Receives nt & aa data from JPO once or twice a month. “Therefore we distribute the sequence of only published patent publication data, not patent application data. KIPO resumed submitting data to DDBJ through Kobic.
3. Regional IP organizations
Have sequence listings available for EP applications after 2000 that were lodged electronically. http://www.epo.org/searching/free/publication-server/sequence-listings.html
Forward application sequences to EBI on a weekly basis for filing since early 80s.
All patent applications that contain sequences are published in PCT sequence listing at PATENTSCOPE which has sequence listings since 1999. WIPO listings were downloaded and 30% were full text files, and the rest are pdf or image files and need to be OCRed to render them machine searchable.
International Searching Authorities (the national Offices of Australia, Austria, Canada, China, Finland, Japan, the Republic of Korea, the Russian Federation, Spain, Sweden and the United States of America, and the European Patent Office) submit sequence data directly to external database partners (NCBI, EBI, DDBJ) – so occasionally, WO sequence might pop up in these databases.
How often is the PatSeq data updated?

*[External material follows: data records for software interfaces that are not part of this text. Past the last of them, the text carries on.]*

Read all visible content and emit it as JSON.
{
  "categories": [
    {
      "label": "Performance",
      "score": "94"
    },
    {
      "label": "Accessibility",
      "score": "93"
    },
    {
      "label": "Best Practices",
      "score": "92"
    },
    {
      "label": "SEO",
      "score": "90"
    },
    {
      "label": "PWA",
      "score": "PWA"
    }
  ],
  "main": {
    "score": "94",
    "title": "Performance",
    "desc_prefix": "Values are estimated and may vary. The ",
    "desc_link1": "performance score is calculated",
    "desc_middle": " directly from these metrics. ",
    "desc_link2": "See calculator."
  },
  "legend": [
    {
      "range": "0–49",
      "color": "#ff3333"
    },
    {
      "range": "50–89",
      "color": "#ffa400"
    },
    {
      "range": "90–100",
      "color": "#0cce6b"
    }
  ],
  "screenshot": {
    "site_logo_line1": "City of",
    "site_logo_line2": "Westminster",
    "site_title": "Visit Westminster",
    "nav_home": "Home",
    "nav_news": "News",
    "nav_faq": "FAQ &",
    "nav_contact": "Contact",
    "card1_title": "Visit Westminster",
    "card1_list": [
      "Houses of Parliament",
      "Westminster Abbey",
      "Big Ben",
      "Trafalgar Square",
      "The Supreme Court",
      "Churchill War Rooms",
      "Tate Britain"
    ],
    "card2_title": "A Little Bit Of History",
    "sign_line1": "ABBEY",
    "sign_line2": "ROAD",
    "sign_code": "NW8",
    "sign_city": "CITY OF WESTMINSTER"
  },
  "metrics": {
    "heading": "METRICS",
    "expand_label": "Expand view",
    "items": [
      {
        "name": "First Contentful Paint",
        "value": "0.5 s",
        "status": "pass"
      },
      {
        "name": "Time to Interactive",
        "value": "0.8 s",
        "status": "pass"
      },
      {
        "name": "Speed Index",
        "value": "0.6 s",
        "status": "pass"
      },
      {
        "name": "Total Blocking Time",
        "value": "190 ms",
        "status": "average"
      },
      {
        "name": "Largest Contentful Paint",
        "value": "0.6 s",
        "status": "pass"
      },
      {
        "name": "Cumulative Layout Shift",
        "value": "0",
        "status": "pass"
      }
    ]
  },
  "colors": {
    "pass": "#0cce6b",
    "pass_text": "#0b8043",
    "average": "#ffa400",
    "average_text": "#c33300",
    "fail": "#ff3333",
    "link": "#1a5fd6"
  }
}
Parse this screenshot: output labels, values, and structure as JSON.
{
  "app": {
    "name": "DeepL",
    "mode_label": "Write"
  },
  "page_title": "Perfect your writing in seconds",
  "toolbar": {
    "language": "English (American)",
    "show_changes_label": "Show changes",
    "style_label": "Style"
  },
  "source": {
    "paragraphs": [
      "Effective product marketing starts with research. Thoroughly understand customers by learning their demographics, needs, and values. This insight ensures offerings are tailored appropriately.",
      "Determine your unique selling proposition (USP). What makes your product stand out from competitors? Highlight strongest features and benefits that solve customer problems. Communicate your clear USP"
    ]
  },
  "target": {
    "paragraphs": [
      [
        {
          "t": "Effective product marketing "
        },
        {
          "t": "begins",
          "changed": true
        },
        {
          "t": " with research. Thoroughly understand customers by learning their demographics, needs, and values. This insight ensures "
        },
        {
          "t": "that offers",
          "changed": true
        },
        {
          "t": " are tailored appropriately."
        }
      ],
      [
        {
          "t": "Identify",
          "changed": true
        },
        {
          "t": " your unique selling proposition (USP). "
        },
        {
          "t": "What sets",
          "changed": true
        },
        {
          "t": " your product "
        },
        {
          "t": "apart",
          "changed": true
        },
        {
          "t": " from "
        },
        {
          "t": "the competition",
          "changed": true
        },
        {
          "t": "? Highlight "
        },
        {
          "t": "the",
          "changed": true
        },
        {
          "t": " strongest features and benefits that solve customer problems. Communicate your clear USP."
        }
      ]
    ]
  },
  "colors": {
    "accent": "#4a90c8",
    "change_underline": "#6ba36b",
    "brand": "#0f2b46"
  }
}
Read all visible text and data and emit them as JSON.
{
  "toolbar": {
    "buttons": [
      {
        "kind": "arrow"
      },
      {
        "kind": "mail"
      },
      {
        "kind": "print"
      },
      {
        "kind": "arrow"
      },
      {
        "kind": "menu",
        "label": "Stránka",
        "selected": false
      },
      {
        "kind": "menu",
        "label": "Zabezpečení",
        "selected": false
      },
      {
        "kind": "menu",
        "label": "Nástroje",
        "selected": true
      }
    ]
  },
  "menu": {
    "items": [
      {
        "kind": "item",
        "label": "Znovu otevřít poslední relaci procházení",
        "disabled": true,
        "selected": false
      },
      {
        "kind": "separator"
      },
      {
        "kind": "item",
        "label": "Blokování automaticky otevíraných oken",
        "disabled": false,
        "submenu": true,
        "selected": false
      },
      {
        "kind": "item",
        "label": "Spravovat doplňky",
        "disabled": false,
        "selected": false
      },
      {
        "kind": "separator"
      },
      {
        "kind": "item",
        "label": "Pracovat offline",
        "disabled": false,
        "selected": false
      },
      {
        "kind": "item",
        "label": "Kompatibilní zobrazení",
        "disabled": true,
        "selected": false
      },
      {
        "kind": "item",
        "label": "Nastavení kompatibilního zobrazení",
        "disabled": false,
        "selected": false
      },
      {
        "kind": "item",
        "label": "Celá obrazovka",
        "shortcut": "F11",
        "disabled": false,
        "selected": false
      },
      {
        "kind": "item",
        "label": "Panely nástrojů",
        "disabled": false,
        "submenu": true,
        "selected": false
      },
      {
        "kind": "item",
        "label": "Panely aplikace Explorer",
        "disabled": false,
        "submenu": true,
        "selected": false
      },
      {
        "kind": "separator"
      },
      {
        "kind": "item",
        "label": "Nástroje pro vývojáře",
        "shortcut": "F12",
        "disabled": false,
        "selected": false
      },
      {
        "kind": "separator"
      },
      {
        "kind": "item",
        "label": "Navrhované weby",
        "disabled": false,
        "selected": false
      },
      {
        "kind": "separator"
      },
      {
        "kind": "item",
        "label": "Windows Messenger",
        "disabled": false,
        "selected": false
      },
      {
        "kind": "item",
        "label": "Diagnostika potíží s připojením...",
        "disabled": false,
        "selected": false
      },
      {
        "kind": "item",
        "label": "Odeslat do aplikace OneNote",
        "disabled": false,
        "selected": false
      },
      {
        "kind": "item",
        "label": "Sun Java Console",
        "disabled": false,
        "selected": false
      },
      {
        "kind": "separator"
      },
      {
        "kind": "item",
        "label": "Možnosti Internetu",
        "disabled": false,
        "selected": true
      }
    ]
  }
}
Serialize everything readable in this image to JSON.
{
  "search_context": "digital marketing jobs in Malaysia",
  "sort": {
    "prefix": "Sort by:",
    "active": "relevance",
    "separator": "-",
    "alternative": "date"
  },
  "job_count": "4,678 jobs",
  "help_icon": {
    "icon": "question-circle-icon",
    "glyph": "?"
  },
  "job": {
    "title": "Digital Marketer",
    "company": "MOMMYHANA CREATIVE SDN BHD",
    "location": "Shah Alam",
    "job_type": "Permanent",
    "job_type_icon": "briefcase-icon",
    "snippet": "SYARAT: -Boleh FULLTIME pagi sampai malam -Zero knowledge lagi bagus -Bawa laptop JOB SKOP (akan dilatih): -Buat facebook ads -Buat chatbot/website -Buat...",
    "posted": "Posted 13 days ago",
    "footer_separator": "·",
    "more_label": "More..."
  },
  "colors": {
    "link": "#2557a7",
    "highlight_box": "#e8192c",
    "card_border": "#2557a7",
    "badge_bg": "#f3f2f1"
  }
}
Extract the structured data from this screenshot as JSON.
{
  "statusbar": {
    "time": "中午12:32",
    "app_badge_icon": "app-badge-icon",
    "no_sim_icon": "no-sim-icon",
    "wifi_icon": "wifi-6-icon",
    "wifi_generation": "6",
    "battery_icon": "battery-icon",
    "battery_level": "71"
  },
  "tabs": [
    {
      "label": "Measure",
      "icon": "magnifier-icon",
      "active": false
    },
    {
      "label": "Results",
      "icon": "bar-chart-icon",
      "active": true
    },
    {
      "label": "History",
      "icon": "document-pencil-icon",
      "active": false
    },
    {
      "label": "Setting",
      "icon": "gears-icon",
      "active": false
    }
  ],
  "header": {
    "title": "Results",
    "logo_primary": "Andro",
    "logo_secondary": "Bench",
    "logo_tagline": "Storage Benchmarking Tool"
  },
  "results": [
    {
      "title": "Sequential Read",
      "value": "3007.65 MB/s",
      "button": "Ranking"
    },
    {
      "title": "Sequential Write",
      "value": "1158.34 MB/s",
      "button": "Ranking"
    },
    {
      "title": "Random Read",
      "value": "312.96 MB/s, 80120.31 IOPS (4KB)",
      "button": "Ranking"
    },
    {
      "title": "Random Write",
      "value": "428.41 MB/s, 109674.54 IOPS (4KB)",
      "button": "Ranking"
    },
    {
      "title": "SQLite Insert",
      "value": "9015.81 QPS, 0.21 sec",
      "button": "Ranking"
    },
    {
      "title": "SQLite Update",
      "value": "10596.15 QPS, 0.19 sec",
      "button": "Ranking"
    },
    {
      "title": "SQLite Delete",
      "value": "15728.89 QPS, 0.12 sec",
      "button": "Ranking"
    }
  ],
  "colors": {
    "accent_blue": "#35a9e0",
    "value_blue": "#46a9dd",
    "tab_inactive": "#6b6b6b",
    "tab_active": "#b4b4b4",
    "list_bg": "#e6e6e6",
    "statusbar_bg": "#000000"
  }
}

We are trying to have regular updates at least on monthly basis for now and we hope to even attempt bi-weekly updates provided additional resources.
Can I download the whole PatSeq data?
The PatSeq data is downloadable under a Creative Commons 3.0 BY-NC-SA license. For any commercial use, please contact Osmat@cambia.org. The data is downloadable based on document type (whether the sequence is derived from a granted patents “Grants” or from published patent applications “Applications” and based on the location of the sequence in the patent document. For example, if you are interested in the sequences that are referenced in the claims of granted patents, you may want to download the sequences from grants “in claims”. If you want all the sequences that are disclosed in granted patents regardless of whether they are or are not referenced in the claims section, then you may download “all” the datasets from Grants.
How can I find the information on all the sequences in a given patent or publication number in the Lens?
In the Lens, patent documents containing biological sequences are mixed with other patents. Thus the patent number search for sequences has been merged into the normal patent search and all you need to do is simply enter the patent number that you are interested in into the broad search field at lens.org The search results will indicate sequence listing availability with the the double helix icon. The double helix icon also provides you with a link directly to the sequences of the patent.
As an example:
Enter a patent number into the search field
Examine the results for relevant hits (NB: the double helix indicates that a sequence listing is available)
The double helix provides a direct link to the sequence listing
Browse through the sequence listing
Access is free for regular sequence downloads from the sequence tab or through PatSeq Explorer and Analyzer tools.